By: Euan McConnell

Getting arrested for DUI is never easy. You will possibly have to deal with a suspended license, a large fine, mandatory community service and probation. Along with the legal ramifications of a DUI, the guilt, embarrassment and worry you feel after a DUI or DWI related arrest can overtake your life for days, weeks or even months.

Although there are various legal steps to take when dealing with a DUI, it is very important to put your mental and emotional health near the top of your priority list. The mental anguish you feel is very real, and should be tended to. Here are four tips for mentally and emotionally dealing with a DUI.

1. Talk to your lawyer.
In situations like these, everybody wants to know what is in store. If you are like me, knowing what you can expect even if you don’t like it is far better than being taken off guard down the road. For this reason, I suggest talking to your lawyer after the hearing. A reputable, trusted DUI lawyer will have been through this process countless times and will be able to tell you what you can expect. I still remember how much talking to my Seattle DUI lawyer personally put me at ease. Talking to my Seattle DUI attorney allowed me to know the facts and put a plan together. Having a plan of attack for future issues makes them much easier to deal with.

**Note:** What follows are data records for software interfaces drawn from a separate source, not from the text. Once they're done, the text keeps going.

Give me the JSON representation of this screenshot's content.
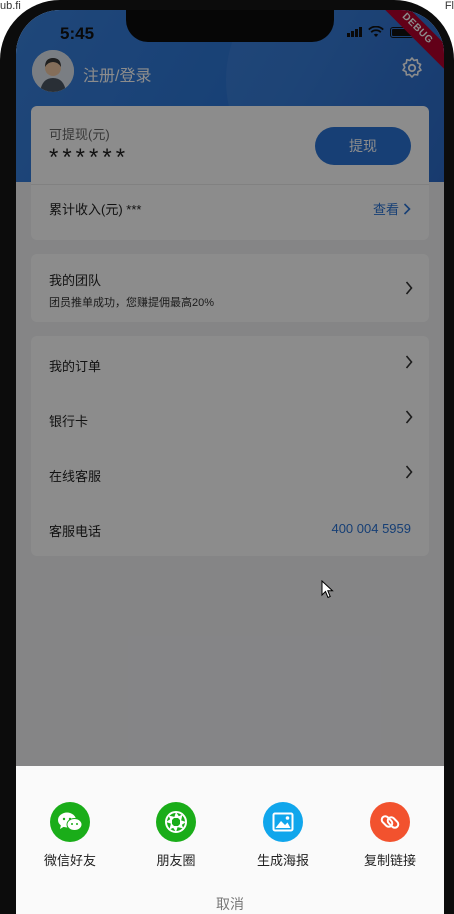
{
  "browser_strip": {
    "left": "ub.fi",
    "right": "Fl"
  },
  "status_bar": {
    "time": "5:45"
  },
  "debug_banner": "DEBUG",
  "header": {
    "login_label": "注册/登录"
  },
  "balance_card": {
    "withdrawable_label": "可提现(元)",
    "withdrawable_value": "******",
    "withdraw_button": "提现",
    "cumulative_label": "累计收入(元) ***",
    "view_link": "查看"
  },
  "team_card": {
    "title": "我的团队",
    "subtitle": "团员推单成功，您赚提佣最高20%"
  },
  "menu": {
    "orders": "我的订单",
    "bank_card": "银行卡",
    "online_service": "在线客服",
    "service_phone_label": "客服电话",
    "service_phone_value": "400 004 5959"
  },
  "share_sheet": {
    "items": [
      {
        "label": "微信好友",
        "icon": "wechat-icon",
        "color": "#1aad19"
      },
      {
        "label": "朋友圈",
        "icon": "moments-icon",
        "color": "#1aad19"
      },
      {
        "label": "生成海报",
        "icon": "poster-image-icon",
        "color": "#10a6ec"
      },
      {
        "label": "复制链接",
        "icon": "link-icon",
        "color": "#f2522e"
      }
    ],
    "cancel": "取消"
  },
  "colors": {
    "primary": "#2a74d6",
    "debug": "#b3002d"
  }
}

2. Discuss the matter with friends and family.
A DUI is something that you are going to have to deal with on a personal, internal level. However, it is something that should be discussed with close family and friends. If you are convicted of a DUI, there are going to be parts of your life that change. Your probation isn’t going to allow you to go to bars or nightclubs. You are also likely to have driving restrictions. Talking to your friends and family about your situation can alleviate some of the emotional weight of a DUI. Your friends and family will support you and help you through this tough time.

3. Talk to an alcohol abuse support group.
Not everyone who gets a DUI is an alcoholic. Your DUI could have been a result of a lapse of judgment or a one time night of uncharacteristic binge drinking. Regardless, there are many positive benefits of attending alcohol abuse support group meetings. At these meetings, you will be surrounded by people who are either currently in your situation or have been in your situation. Knowing that you aren’t singled out in a DUI is very important; it eases your embarrassment and guilt. Listening and speaking at a support group will improve your mental and emotional health, allowing you to get on with your life.

4. Accept responsibility and learn from your mistake.
Perhaps the biggest suggestion I can offer for getting on with your life after a DUI arrest is accepting responsibility. Don’t blame other people. Don’t complain about the police officer being hard on you or the judge making an example out of you. Take responsibility for your own actions and admit your mistake. Being honest with yourself will allow you to put everything in perspective and truly move on.